So let's get back to the initial intent of this post, which is the focus on those beautiful "moody blues". If you want to add warmth and/or drama to a room, lean toward moody blues/hues. Know this though; not every room can handle a deep color. Moody blues are great for dining rooms, library spaces, small bathrooms and even bedrooms. I need to qualify something for those with seasonal depression; I would stay away from dark colors in your bedroom because the trigger for seasonal depression symptoms is: lack of light (specifically sunlight). Dark colors will only diminish any natural sunlight in your bedroom, so make sure you lean in to lighter, airy colors. More on that later. Today is a pitch for the drama of deep moody blues. A few suggestions for you are as follows:

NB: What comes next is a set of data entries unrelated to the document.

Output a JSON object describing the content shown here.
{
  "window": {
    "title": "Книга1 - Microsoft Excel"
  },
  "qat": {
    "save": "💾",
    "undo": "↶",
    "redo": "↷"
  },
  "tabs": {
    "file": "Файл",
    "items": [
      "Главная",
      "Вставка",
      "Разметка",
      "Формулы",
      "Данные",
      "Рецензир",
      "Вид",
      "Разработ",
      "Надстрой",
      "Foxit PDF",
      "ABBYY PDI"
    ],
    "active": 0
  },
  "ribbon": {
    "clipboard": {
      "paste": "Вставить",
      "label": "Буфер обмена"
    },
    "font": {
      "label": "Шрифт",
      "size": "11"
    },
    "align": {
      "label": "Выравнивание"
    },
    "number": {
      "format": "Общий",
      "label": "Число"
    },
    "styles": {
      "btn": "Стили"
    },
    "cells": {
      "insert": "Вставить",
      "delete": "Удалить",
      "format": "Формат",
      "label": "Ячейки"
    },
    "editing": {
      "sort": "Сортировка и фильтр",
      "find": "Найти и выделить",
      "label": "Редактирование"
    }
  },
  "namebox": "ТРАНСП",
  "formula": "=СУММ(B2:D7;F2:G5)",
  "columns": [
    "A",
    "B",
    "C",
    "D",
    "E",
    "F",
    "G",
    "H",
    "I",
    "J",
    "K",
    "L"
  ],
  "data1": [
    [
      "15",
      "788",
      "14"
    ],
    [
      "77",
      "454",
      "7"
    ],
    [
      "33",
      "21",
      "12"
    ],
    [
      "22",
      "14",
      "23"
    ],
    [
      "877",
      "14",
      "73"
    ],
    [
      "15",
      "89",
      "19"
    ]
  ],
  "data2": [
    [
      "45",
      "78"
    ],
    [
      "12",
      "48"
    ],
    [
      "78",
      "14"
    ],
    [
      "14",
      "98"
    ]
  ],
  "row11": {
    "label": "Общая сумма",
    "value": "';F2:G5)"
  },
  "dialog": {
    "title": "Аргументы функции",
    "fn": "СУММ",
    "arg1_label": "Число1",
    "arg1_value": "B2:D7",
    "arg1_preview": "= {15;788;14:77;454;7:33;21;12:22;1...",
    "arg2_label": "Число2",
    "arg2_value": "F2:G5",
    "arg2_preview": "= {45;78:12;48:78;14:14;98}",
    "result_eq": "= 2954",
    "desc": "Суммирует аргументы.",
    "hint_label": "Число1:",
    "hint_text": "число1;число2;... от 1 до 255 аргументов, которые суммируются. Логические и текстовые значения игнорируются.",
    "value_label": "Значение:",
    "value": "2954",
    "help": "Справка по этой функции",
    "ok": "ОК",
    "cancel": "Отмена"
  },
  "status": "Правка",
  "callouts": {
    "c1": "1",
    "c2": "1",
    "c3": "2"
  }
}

Benjamin Moore Newberryport Blue
Sherwin Williams Moody Blue
Farrow & Ball De Nimes
Behr Smokey Blue
Edward Bulmar Azurite
Little Greene Hicks Blue
These colors are not exhaustive and will vary in depth as well as lean more towards blue or green. So make certain you know if you want a green/blue or a blue/green. There is a difference. The last two suggestions are from paint companies located in the UK and may not be only available in the U.S.. Farrow & Ball is made only in England, but can be purchased in the U.S. They are exceptional paints and offer the most beautiful hues, in my opinion. Behr paint is available from The Home Depot and we recommend it as a great "go to" paint for a very good price. Benjamin Moore is my preferred paint over Sherwin Williams (a very nice paint) because of their wide array of colors that are historically aligned and I just love their "whites".
This was a bit longer than normal. I hope I didn't keep you too long! Until next time...Jeanine